··· Stored data ···

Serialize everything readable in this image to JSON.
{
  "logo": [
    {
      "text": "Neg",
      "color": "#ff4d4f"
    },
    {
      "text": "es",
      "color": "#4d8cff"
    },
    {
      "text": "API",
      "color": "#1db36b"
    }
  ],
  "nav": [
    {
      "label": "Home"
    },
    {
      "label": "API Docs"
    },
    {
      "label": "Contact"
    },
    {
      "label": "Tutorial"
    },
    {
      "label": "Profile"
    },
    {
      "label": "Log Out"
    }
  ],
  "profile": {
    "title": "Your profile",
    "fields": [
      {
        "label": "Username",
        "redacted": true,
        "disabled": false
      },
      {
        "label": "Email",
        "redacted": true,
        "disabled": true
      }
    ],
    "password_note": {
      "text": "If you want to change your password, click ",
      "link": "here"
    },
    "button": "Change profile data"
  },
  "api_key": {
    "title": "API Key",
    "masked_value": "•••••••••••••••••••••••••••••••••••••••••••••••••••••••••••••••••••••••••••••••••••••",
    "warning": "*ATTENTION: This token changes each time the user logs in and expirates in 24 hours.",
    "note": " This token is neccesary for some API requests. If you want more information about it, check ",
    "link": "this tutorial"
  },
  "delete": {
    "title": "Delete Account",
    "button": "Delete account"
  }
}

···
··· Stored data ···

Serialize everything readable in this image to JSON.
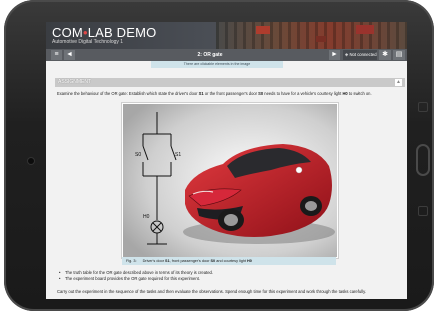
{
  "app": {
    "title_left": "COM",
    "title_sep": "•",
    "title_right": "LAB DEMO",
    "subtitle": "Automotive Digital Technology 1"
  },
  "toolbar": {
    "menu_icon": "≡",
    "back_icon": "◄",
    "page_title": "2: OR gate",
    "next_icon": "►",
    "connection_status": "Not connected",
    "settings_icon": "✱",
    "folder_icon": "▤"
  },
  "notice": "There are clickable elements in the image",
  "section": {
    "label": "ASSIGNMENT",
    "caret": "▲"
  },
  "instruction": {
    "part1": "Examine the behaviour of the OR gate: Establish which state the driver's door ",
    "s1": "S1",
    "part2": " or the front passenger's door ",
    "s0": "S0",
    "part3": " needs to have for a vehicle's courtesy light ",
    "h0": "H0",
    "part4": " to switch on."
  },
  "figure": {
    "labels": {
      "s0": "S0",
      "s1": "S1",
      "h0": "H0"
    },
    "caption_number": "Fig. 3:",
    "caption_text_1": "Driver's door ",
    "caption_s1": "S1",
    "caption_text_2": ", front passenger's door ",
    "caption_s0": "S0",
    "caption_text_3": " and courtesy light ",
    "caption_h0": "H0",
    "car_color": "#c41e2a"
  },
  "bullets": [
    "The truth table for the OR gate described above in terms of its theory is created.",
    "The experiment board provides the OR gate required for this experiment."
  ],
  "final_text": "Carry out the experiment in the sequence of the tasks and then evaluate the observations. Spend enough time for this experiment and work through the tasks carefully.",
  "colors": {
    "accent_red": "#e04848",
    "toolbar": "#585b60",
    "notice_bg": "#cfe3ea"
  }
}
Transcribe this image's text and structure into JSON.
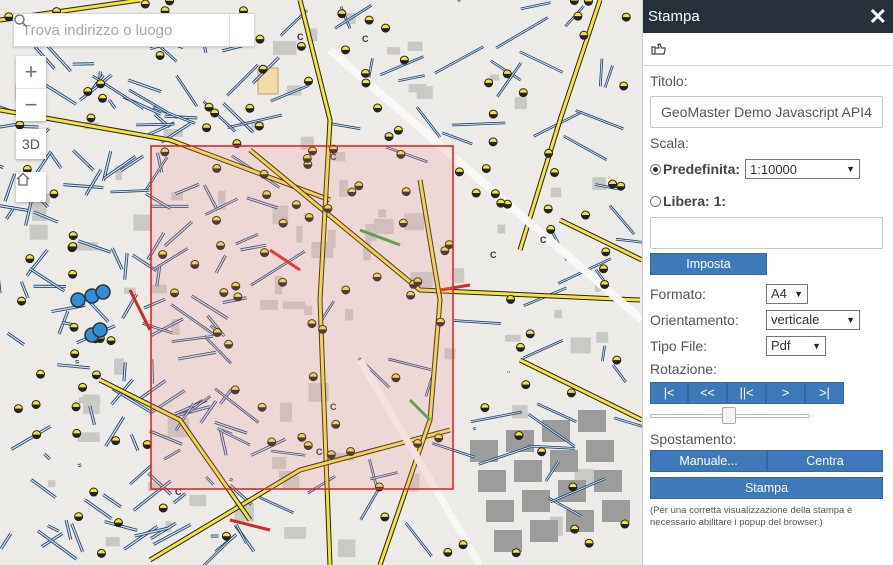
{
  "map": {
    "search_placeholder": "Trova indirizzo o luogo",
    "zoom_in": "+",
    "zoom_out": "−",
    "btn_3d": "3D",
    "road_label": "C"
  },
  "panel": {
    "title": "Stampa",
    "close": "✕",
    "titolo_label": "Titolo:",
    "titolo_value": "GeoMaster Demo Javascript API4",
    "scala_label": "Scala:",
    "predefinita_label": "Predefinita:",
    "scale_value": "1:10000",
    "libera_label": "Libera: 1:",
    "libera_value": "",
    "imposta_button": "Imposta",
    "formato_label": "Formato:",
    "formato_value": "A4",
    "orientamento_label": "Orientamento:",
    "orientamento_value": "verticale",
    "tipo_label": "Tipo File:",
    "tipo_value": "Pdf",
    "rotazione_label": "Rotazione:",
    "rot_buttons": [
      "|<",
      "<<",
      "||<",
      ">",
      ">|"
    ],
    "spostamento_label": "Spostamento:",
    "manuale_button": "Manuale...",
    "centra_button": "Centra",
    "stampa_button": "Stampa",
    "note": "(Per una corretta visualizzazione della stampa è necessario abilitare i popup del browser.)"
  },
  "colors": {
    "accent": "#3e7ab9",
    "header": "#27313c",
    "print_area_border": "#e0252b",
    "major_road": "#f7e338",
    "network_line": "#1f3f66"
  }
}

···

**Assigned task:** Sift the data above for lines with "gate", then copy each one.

**Answer section:**
    "page_title": "2: OR gate",
    "part1": "Examine the behaviour of the OR gate: Establish which state the driver's door ",
    "The truth table for the OR gate described above in terms of its theory is created.",
    "The experiment board provides the OR gate required for this experiment."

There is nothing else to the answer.